Since 2002, a number of researchers and students studying geoscience and environmental sciences in Gothenburg have collaborated with Chinese universities. The focus of these partnerships has been climate change and its consequences for human society. On the research side, close collaboration has been achieved and researcher and teacher exchanges have proven successful. The cooperation between the universities has resulted in a large number of articles published in international scientific journals and in joint research projects. In 2008 a joint dendrochronology research centre, the Sino-Swedish Centre for Tree Ring Research (SISTRR), was opened in cooperation with the Chinese Academy of Sciences.
“SISTRR has developed into an internationally competitive research centre, and our close cooperation, which has involved a number of joint doctoral students, has led to a better understanding of the Eurasian climate over the past 2,000 years,” explains Hans Linderholm, professor and co-director of SISTRR.
Collaboration with China has also included student exchange at the master’s and postgraduate levels. This means a double-degree for doctoral students who are accepted and who meet the requirements of both countries’ systems.
“The only difficulty we have encountered so far is that the support from the Swedish side is unable to keep pace with that from the Chinese side, preventing the great potential that exists within the collaboration from being fully realised,” says Professor Deliang Chen from the University of Gothenburg’s Department of Earth Sciences.
Despite this obstacle, the collaboration has given rise to a popular course that includes a unique excursion to China for Swedish students, during which they study the link between climate change and human society. The collaboration has also opened the way for Chinese students to study at the University of Gothenburg.
In a third collaborative project, Gothenburg-based researchers and Chinese researchers are attempting to develop beta-lactamase inhibitors that can combat antibiotic resistance, i.e. substances that could be used in combination with existing antibiotics to prevent bacteria from breaking them down.

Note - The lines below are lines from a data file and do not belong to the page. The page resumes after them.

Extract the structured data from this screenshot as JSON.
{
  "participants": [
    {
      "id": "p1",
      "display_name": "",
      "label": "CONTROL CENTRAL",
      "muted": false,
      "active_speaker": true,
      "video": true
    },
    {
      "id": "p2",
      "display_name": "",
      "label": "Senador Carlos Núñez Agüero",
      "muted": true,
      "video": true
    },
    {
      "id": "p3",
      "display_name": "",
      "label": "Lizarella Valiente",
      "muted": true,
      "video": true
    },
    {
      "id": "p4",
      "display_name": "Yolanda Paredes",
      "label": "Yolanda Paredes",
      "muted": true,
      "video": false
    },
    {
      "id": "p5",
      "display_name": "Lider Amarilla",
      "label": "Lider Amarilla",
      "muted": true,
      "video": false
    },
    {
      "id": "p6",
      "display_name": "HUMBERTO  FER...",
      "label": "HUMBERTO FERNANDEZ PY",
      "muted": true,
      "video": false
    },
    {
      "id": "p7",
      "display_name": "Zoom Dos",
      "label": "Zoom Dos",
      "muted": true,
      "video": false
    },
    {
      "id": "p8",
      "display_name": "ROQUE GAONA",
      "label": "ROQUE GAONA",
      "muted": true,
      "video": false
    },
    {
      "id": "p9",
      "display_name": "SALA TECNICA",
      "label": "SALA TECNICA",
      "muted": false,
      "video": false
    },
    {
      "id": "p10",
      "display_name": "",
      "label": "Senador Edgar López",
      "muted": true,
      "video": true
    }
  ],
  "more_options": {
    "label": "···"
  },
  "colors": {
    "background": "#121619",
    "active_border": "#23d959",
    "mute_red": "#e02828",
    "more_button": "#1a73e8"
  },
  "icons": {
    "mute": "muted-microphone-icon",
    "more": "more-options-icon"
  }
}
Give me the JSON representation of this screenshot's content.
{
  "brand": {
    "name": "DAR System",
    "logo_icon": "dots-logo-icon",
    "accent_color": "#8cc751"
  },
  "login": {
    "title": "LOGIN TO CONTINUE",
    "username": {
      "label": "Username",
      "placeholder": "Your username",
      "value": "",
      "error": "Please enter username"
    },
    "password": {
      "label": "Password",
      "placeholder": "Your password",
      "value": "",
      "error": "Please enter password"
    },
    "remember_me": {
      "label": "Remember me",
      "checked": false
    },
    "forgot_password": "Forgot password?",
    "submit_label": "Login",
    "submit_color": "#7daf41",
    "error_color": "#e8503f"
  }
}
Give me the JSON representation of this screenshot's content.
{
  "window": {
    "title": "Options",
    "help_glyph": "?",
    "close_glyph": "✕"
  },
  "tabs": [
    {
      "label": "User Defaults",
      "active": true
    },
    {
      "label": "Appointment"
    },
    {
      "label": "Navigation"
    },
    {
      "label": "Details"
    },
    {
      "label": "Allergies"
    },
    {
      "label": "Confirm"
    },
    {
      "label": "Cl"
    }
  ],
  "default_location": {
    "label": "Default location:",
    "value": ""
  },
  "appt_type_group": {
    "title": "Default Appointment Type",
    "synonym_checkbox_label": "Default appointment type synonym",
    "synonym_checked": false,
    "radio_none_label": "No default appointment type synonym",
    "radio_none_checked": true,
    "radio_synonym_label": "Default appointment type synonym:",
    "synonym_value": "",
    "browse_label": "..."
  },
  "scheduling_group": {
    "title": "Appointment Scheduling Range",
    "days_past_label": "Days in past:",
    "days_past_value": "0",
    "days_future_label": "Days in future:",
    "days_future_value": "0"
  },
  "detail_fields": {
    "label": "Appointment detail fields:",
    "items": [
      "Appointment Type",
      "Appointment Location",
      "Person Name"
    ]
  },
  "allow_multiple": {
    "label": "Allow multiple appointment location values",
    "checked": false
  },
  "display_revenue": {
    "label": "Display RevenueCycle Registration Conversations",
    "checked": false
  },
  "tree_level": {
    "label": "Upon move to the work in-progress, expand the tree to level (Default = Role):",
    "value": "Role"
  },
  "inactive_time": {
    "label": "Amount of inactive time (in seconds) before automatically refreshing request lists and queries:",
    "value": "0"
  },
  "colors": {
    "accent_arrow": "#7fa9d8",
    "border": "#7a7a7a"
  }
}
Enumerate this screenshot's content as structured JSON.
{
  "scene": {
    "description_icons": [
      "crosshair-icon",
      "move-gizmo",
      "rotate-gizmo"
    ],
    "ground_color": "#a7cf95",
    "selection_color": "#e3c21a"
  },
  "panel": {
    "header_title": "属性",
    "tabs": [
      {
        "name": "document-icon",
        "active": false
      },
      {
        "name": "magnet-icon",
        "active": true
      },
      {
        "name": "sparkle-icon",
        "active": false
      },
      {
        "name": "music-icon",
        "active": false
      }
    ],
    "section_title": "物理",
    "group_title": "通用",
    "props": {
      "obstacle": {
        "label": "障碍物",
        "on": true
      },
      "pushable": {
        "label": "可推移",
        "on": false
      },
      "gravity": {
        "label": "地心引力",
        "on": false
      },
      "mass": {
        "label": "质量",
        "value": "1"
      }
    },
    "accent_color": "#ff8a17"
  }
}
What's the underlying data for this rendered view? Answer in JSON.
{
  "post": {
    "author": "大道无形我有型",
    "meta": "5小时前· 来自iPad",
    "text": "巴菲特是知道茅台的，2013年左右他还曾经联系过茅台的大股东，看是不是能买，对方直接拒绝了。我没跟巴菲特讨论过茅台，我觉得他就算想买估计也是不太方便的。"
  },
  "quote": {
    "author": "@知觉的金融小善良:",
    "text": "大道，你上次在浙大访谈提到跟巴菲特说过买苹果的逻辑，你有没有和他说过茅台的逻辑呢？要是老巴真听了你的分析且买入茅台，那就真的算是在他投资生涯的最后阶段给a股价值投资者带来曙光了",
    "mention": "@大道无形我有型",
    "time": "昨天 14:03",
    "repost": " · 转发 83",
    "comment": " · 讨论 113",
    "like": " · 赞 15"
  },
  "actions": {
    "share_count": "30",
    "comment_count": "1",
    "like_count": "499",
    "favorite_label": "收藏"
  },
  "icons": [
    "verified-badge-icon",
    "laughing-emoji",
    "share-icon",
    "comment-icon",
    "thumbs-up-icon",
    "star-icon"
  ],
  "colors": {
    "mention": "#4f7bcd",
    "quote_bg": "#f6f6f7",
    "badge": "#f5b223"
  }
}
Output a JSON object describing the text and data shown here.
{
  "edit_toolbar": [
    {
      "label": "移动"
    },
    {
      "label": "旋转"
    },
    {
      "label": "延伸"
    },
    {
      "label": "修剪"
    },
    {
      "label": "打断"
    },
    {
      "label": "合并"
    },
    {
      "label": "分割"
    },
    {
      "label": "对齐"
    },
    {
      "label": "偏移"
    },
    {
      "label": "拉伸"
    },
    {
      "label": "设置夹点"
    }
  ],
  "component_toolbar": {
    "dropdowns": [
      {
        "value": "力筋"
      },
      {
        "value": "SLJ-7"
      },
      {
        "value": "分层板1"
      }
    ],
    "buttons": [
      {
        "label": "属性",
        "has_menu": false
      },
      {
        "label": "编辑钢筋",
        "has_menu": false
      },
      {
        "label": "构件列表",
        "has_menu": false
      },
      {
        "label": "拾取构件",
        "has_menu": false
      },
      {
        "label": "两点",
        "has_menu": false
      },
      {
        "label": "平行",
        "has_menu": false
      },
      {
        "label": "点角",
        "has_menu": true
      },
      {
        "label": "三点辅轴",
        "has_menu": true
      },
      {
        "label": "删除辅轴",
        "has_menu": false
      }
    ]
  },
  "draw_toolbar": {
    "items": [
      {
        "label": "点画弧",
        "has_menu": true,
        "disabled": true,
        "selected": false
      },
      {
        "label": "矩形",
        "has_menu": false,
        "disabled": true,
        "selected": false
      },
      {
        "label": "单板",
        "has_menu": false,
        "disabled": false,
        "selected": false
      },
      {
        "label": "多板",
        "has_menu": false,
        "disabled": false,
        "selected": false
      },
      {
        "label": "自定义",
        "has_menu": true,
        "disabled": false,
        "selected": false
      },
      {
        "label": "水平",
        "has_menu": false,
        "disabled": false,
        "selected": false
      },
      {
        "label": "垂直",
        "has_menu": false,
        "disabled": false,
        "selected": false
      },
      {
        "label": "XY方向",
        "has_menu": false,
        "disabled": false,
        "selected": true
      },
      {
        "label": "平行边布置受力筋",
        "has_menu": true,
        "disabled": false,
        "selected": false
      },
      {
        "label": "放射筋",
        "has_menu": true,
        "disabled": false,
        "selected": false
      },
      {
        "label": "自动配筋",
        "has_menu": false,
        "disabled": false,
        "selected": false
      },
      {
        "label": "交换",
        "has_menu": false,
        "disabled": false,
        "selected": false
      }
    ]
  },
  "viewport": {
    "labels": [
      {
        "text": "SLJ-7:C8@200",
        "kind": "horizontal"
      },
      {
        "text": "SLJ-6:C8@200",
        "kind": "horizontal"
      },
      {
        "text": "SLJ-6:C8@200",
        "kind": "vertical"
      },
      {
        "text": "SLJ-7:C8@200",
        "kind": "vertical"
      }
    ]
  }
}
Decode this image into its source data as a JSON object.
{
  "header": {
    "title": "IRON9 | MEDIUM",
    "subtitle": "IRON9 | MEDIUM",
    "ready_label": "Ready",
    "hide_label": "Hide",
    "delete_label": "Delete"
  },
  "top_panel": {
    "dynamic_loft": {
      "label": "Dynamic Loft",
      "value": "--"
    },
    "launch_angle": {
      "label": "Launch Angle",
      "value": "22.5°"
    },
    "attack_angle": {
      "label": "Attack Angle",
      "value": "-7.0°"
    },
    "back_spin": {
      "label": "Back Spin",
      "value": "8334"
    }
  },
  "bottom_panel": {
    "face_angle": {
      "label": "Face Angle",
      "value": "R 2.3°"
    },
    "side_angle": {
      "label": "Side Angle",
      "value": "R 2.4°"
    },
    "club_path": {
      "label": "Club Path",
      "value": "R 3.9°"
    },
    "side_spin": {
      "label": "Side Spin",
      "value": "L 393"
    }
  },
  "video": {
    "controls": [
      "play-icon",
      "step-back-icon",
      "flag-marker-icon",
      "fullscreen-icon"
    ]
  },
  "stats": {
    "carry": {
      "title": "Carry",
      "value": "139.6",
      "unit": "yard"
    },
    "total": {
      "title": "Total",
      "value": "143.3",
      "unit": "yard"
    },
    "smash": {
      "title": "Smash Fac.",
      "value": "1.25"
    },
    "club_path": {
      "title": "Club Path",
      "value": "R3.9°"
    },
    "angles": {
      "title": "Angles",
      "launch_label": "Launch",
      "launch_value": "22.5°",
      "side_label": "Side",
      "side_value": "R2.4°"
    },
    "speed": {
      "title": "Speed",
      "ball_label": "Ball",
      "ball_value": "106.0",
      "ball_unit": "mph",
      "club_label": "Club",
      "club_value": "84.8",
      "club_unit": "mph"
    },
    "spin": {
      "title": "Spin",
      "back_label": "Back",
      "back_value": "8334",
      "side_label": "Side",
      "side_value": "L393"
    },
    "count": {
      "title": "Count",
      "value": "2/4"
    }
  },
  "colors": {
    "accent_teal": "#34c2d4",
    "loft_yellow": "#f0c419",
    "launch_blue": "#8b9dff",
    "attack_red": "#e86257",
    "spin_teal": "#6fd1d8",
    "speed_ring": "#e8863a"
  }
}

“We currently have one professor and two postgraduate students from China in my lab. They work here for periods of 6-12 months. It’s much easier to make progress when the researchers are here and we can communicate daily,” chemist and researcher Mate Erdelyi explains.
He believes that the project’s primary advantages lie in the opportunity to combine different types of expertise and, thereby, to make greater progress collectively than what researchers in Sweden and China could achieve individually.
Collaboration with China
In total, around 30 researchers from the University of Gothenburg, Chalmers University of Technology, the Swedish Environmental Research Institute (IVL) and Chinese universities in Beijing and Hong Kong are involved in the project on photochemical smog in China, which is funded by the Swedish Research Council.
The University of Gothenburg’s Department of Earth Sciences’ collaboration with China also involves joint field work, courses and excursions in both China and Sweden. To date, around 15 teachers and researchers from Sweden and about 60 Chinese teachers and researchers, along with 180 Swedish students and 40 Chinese students, have participated in the collaboration. The collaborators involved include Peking University, Northwest A&F University, Beijing Normal University, the Chinese Academy of Sciences, the Chinese Academy of Agricultural Sciences and the China Meteorological Administration. The joint research projects are financed by, among others, the following sponsors: the Swedish International Development Cooperation Agency (Sida), the Swedish Foundation for International Cooperation in Research and Higher Education (STINT), the Swedish Research Council, the National Science Foundation China, the Beijing Climate Centre and China’s Ministry of Science and Technology.